More than three dozen Catholic elementary schools in Erie and Niagara counties have been asked to map out possible reconfigurations.
The diocese sent out letters Monday suggesting that school stakeholders meet in 12 geographic “clusters” – the same term diocesan officials used while planning a massive restructuring of parishes that concluded a few years ago.
“We put together who we thought ought to be talking to whom,” said Sister Carol Cimino, superintendent of Catholic schools.
While more than two dozen elementary schools in the Diocese of Buffalo have been shut down over the last decade, diocesan officials said more will have to be closed so that scarce dollars aren’t being wasted on maintaining buildings.
“There will be fewer, but there’s no magic number,” Cimino said. “This has been in the offing since that document was finalized in 2011. There are inefficiencies. We just have too many buildings.”
The strategic report released two years ago found that Catholic elementary schools were operating at 68 percent of building capacity and competing with one another for a shrinking pool of potential students.
“It doesn’t make any sense to keep pouring money into roofs and windows and boilers, when we’ve got kids,” Cimino added.
The ultimate goal is to improve programs and make a Catholic education available to any family that seeks it, she said.

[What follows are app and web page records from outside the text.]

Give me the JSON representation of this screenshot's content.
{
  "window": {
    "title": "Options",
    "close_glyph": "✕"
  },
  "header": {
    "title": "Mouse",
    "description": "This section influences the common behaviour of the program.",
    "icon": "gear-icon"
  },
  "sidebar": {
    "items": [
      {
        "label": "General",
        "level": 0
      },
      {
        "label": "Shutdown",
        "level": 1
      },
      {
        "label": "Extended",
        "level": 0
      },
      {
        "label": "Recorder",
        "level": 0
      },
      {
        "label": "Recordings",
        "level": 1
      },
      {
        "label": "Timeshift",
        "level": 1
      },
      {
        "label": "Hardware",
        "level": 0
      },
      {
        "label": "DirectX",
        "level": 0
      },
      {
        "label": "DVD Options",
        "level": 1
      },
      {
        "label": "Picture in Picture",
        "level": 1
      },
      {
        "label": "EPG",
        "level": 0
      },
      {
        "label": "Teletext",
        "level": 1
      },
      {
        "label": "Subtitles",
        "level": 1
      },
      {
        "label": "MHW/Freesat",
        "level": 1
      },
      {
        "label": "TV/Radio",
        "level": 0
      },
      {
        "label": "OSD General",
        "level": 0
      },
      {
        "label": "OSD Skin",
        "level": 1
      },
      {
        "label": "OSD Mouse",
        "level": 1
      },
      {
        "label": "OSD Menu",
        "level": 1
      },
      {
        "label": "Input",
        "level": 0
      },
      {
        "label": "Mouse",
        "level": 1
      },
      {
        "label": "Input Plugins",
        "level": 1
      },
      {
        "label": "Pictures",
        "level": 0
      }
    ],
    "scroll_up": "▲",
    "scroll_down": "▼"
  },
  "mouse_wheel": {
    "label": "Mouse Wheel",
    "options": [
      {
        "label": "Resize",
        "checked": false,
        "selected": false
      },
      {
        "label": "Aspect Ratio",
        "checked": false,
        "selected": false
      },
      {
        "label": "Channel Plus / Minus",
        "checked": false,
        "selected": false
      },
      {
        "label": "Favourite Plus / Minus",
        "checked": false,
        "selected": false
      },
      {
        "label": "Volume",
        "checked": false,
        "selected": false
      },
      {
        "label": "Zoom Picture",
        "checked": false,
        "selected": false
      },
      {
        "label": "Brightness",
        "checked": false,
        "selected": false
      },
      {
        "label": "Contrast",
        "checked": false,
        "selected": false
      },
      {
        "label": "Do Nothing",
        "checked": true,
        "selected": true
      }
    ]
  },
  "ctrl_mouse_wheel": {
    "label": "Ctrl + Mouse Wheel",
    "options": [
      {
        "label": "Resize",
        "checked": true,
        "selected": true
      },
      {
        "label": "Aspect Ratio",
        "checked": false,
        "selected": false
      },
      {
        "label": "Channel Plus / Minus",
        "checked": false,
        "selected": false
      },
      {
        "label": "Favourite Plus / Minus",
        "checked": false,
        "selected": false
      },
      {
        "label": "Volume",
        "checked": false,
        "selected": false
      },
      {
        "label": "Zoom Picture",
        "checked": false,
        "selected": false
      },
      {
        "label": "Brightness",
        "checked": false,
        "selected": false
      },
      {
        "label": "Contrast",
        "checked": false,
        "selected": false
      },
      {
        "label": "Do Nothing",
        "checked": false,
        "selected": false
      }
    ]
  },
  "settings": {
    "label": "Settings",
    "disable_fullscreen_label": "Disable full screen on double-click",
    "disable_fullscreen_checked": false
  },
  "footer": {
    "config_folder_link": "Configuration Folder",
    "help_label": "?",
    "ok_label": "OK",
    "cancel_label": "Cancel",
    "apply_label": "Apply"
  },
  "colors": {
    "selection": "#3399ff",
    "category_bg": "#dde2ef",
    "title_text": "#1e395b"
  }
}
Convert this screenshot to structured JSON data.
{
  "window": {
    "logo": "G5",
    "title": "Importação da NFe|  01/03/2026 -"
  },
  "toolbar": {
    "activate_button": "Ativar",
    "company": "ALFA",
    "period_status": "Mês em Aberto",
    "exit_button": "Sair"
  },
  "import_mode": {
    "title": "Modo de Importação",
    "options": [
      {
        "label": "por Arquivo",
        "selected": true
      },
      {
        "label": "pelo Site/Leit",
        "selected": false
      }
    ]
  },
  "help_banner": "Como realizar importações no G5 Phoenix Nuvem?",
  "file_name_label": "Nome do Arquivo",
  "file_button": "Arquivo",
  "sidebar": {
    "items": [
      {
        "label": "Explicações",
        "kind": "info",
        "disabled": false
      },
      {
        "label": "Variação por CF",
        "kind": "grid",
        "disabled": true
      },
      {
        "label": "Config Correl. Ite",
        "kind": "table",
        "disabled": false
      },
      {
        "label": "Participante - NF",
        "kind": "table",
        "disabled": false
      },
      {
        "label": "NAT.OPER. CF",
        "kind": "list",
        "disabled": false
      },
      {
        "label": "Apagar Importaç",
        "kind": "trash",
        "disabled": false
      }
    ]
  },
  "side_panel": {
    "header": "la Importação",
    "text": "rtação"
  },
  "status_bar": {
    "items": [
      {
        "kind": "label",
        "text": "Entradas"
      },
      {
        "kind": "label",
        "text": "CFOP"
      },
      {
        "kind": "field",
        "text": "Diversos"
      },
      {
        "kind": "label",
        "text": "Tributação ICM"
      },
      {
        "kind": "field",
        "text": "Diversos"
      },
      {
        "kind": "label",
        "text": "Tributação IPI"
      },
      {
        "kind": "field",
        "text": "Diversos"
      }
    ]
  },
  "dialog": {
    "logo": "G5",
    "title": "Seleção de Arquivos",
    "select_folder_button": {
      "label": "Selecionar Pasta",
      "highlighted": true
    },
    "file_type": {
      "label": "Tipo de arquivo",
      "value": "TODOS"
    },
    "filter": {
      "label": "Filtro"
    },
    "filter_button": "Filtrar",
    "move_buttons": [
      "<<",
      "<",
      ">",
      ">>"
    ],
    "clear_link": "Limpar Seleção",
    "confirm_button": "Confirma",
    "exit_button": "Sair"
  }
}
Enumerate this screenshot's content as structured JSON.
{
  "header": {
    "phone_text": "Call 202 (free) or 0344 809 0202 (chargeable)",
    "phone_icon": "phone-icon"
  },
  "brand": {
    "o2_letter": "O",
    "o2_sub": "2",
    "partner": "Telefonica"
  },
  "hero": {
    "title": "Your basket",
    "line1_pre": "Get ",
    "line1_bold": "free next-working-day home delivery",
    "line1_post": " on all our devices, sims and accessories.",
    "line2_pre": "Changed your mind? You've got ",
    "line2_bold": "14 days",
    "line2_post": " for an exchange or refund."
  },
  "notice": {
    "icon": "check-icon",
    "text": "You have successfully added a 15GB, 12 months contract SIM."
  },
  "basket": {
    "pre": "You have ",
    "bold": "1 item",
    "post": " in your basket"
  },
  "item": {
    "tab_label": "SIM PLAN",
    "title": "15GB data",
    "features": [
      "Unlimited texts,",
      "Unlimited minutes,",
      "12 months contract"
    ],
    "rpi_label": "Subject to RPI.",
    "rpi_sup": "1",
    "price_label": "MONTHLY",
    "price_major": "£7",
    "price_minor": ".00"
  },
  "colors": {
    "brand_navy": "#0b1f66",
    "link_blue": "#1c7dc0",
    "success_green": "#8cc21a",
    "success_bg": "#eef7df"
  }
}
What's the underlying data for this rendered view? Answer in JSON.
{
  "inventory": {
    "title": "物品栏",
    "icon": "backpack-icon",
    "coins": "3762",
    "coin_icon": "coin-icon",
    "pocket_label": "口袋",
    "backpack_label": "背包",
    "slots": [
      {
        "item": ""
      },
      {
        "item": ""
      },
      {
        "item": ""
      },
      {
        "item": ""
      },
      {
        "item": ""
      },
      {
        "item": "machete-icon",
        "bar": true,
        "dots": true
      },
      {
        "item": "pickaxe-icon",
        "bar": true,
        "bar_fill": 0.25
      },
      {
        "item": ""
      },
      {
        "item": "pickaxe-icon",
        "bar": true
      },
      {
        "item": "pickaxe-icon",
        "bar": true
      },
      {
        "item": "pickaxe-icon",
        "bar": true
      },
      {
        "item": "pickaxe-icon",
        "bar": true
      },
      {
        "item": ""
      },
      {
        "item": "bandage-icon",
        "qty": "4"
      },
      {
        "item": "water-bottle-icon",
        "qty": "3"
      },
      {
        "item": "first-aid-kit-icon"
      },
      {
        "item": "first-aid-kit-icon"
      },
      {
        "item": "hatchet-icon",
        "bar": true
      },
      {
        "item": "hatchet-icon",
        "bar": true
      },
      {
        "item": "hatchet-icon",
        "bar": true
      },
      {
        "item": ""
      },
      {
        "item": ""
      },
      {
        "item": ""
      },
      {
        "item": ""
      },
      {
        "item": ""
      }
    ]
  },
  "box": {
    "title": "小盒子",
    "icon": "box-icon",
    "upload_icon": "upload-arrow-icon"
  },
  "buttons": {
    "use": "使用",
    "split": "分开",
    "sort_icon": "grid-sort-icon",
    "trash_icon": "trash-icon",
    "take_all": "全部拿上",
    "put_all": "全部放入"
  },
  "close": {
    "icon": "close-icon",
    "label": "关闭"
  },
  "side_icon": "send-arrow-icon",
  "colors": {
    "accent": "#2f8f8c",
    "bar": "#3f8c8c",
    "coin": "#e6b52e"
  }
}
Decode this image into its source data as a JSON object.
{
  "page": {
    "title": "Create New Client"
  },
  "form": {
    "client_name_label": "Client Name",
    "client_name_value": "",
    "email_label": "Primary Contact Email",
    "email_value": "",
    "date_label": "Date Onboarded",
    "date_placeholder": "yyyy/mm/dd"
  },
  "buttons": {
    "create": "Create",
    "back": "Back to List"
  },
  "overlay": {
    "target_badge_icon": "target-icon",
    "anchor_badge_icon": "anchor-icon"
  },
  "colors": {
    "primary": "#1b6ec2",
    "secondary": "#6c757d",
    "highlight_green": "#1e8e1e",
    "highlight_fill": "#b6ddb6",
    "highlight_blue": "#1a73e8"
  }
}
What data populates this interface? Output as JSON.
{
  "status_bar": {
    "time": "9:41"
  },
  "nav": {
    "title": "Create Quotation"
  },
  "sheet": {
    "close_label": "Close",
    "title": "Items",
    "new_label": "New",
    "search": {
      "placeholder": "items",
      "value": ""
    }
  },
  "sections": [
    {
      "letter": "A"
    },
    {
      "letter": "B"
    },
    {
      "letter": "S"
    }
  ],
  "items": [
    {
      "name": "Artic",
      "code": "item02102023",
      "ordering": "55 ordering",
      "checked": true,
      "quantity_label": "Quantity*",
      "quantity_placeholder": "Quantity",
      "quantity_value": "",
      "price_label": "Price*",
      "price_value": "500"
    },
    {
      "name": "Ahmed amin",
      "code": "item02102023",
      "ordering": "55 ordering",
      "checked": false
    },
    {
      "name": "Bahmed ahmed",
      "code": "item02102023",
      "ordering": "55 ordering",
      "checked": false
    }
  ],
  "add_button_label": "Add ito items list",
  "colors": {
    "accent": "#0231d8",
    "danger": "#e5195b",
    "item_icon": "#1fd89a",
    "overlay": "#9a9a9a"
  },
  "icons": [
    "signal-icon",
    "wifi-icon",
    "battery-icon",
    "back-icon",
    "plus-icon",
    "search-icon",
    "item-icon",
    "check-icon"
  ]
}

“If there are too few kids in a school, you can’t provide special programs, advanced programs and enriched programs,” she said.
The diocese wants a reconfiguration plan in place by January, in time for registrations for the 2014-15 academic year. The new configurations would be in place next September, Cimino said.
The diocese set several parameters for the schools to consider in their deliberations. Buildings should have a capacity for 400 or more students, with a gymnasium, cafeteria, outdoor play space, science lab and art room. Schools should have prekindergarten through eighth grade, with two classrooms per grade, although exceptions would be made for smaller schools serving a unique market or maintaining a Catholic presence in a particular area.
In addition, at least 60 percent of the school’s funding should come from tuition.
Cimino pointed to the recent merger of Trinity Catholic Academy, Ambrose Catholic Academy and Notre Dame Academy in South Buffalo into a single school on Abbott Road as an example of a successful reconfiguration.
The merger, brought about by stakeholders in the three schools, has allowed more resources to be concentrated on educating students, rather than maintaining three separate campuses, she said.